A truck driver with an HGV :lass One licence is only halfway to becoming a good driver, ;ays Jenkins. Although truckers end to be more courteous and ;ensible than most motorists, -IGV training schools simply each people to pass the test, lot to drive safely, he believes.
That, says Jenkins, is where le comes in. He visits transport :ompanies to give driving issessments, and usually finds hat up to 80% of drivers have enough bad habits to need a lay's defensive driving course. "The trou)1e with the test," he says. "is that it only nakes sure you are competent. It does not :each you defensive driving or tell you why ,rou are making manoeuvres or taking precautions." 'Ile most common sloppy habits le comes across are:
II Steering with one hand, when a motorNay blow-out needs instant contra Being impatient with slow motorists; Racing into danger, instead of anticipatng it and holding back.
Although he says safety training has become more "socially acceptable" in the transport industry, only 30% of his customers are truck firms. He wants that proportion to grow.
In particular, too many hire-and-reward hauliers shun courses on safe driving, he says, despite the tangible benefits of longer clutch, brake, tyre and engine life.
Jenkins. whose customers include Shell, Panasonic and charges around £80 for a half-day course. "What's that if it is going to reduce your accidents?" he asks.
He finds that most drivers only need a few hours' tuition to iron out bad habits such as relaxing over the wheel and not anticipating enough, but he has encountered one IIGV Class One licence holder who needed a week's training, and even then only scraped through his assessment.
Many hauliers only come to him when their insurance company is threatening to withdraw fully-comprehensive cover or to extend an excess-payment clause.
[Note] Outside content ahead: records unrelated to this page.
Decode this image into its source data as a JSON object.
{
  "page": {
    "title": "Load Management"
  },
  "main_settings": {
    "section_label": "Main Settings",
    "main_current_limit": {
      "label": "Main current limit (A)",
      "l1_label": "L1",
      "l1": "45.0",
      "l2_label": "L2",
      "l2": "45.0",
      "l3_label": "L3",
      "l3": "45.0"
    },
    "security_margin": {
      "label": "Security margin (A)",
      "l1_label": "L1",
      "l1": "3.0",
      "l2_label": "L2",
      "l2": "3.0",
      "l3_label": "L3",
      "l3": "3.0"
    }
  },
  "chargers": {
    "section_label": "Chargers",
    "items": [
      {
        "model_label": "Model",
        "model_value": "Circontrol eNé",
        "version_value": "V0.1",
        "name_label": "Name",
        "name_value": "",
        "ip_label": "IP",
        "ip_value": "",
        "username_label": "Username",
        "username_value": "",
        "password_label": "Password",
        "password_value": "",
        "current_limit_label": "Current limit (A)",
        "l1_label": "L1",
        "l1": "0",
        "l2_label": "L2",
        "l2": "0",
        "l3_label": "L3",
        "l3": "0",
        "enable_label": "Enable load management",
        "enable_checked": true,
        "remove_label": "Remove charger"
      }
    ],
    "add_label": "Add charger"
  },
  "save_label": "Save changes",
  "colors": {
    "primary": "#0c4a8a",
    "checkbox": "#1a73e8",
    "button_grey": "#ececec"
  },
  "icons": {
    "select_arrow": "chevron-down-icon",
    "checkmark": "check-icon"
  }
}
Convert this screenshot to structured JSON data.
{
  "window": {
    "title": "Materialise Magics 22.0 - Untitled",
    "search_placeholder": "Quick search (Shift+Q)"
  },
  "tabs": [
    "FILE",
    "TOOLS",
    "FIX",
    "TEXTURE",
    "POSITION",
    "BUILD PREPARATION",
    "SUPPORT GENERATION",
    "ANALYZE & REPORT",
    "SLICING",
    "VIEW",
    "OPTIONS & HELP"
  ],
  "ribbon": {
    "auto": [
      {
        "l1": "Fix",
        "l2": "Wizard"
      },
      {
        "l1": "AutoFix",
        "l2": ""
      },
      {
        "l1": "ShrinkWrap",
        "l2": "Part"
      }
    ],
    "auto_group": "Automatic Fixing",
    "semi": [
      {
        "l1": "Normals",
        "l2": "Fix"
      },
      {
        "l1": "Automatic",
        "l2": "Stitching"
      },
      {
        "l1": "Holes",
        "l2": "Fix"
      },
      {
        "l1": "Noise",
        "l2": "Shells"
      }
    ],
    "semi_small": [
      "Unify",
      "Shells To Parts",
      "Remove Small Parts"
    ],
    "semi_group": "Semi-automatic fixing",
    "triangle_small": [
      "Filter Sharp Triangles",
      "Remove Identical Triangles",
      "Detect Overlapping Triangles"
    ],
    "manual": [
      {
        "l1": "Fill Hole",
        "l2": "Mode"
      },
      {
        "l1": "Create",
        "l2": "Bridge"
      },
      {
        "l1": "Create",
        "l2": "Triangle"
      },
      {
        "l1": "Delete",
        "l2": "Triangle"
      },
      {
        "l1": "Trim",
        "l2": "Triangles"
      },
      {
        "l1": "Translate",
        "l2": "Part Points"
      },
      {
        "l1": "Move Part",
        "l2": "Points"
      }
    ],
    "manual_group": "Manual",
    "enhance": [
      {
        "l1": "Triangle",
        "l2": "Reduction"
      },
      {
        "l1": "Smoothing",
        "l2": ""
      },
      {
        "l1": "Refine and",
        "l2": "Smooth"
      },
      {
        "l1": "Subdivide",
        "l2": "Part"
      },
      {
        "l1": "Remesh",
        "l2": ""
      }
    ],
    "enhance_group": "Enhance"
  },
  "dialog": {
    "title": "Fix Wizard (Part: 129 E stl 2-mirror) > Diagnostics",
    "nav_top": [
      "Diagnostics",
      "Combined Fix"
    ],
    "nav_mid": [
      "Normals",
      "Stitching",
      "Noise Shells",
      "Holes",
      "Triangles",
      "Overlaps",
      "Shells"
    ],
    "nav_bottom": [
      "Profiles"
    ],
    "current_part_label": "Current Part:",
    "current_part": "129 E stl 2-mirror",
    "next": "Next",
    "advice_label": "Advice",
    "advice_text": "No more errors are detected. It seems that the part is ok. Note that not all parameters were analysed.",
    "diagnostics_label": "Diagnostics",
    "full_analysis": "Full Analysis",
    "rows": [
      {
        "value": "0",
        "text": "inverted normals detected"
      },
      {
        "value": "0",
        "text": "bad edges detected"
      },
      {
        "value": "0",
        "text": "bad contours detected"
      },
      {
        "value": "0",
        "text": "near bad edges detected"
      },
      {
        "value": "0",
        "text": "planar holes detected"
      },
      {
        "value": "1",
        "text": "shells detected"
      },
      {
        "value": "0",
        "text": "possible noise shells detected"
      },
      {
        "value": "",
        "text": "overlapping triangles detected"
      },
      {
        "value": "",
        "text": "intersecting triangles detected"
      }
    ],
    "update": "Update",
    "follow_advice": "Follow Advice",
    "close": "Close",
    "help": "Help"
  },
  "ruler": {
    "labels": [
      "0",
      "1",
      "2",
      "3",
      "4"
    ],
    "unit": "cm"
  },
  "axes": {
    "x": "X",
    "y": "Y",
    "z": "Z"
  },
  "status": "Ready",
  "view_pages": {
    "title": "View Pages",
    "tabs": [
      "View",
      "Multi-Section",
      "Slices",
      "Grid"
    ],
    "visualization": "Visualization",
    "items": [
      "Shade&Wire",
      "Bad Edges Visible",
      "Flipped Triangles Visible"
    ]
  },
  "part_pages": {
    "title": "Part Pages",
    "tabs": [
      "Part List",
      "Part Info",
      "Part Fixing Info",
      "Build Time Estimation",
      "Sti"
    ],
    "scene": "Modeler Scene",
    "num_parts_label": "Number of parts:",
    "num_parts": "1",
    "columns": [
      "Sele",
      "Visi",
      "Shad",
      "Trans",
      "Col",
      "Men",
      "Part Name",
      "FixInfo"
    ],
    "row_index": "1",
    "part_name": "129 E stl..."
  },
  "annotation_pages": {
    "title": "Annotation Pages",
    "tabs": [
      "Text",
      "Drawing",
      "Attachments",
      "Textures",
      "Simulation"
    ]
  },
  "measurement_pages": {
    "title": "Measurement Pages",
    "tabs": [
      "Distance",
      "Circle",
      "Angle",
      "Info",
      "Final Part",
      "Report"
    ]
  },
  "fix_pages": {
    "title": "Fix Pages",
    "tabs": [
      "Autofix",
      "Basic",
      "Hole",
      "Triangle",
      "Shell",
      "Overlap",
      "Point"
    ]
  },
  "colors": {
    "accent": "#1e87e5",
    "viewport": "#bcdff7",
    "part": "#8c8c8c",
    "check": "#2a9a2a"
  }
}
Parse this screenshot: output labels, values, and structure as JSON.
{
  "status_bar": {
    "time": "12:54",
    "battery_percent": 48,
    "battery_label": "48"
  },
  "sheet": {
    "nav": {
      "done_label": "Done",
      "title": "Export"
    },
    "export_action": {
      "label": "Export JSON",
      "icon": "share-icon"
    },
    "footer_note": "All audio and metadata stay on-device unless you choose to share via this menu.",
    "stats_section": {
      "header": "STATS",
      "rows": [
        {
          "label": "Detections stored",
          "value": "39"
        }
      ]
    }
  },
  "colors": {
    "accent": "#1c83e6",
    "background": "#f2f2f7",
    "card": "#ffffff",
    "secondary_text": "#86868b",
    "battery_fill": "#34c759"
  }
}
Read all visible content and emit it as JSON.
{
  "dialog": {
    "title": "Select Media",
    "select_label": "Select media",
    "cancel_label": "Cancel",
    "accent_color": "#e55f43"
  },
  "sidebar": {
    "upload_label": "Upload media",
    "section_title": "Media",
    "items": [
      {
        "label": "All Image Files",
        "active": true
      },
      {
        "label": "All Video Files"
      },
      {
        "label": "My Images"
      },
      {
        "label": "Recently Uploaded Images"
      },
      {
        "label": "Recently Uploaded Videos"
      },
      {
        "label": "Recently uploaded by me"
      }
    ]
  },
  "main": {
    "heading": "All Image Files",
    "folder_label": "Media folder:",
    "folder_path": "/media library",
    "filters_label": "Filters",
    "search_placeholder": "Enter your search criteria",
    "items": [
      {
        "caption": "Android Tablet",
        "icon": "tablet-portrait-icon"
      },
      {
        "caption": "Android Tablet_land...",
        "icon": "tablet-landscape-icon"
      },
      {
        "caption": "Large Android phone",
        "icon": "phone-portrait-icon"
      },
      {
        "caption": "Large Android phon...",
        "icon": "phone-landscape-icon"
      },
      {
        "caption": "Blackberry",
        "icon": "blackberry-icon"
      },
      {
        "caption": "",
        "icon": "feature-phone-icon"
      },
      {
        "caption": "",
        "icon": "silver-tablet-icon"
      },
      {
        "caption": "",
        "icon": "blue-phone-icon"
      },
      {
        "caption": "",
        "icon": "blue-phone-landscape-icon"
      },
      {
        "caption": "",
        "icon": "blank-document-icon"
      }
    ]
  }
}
Others, however, have a more positive attitude to safety, especially if they carry high-value goods for a blue-chip customers.
Typical of these is the Crewe depot of BOC Distribution Services, which delivers Marks & Spencer fresh foods in the North West. The depot has 95 HGV drivers, puts all prospective recruits through its own assessment before employing them — and then calls Jenkins to take a further look at their driving.
If necessary, drivers are then given a course on defensive driving, including a test on the Highway Code, videos on safe driving and a second assessment on the road, where they are graded according to the RoSPA advanced driving scheme. Scores
on the Highway Code test are usually less than 10 out of 20. Trainees also see a spoof video where a cowboy trucker, with exaggerated bad habits, terrorises a vicar on a bicyle, hitchhikers and a woman Morris Minor driver. A more sombre film follows, showing the tragic effects of drink or careless driving.
BOC Crewe uses Jenkins' firm to train all its employees to police HGV driver standard, which is higher than the RoSPA standard. Because of the depot's vetting, Jenkins finds that only 20% need tutoring, although others ask for it anyway.
Drivers are usually overcautious when they know they are being assessed, explains Jenkins. "We tell them they have nothing to prove to us." HOC driver John Ravenscroft joined the company in February, a month after passing his HGV Class One test. He was being put through a second assessment when Commercial Motor visited the company.
It began with a five-minute check of lights, oil, number plates, tyres and brakes, followed by a five-minute drive to relax. Jenkins paid careful attention to Ravenscroft's behaviour at junctions and in a busy high street, where parked cars, delivery vans and pedestrians are a constant hazard.
Ravenscroft showed good anticipation and courtesy to other road users, Jenkins found. His positioning was good, but his use of mirrors and indicators could have been more positive. He would have got a mod RoSPA B-grade.
LJ by Murdo Morrison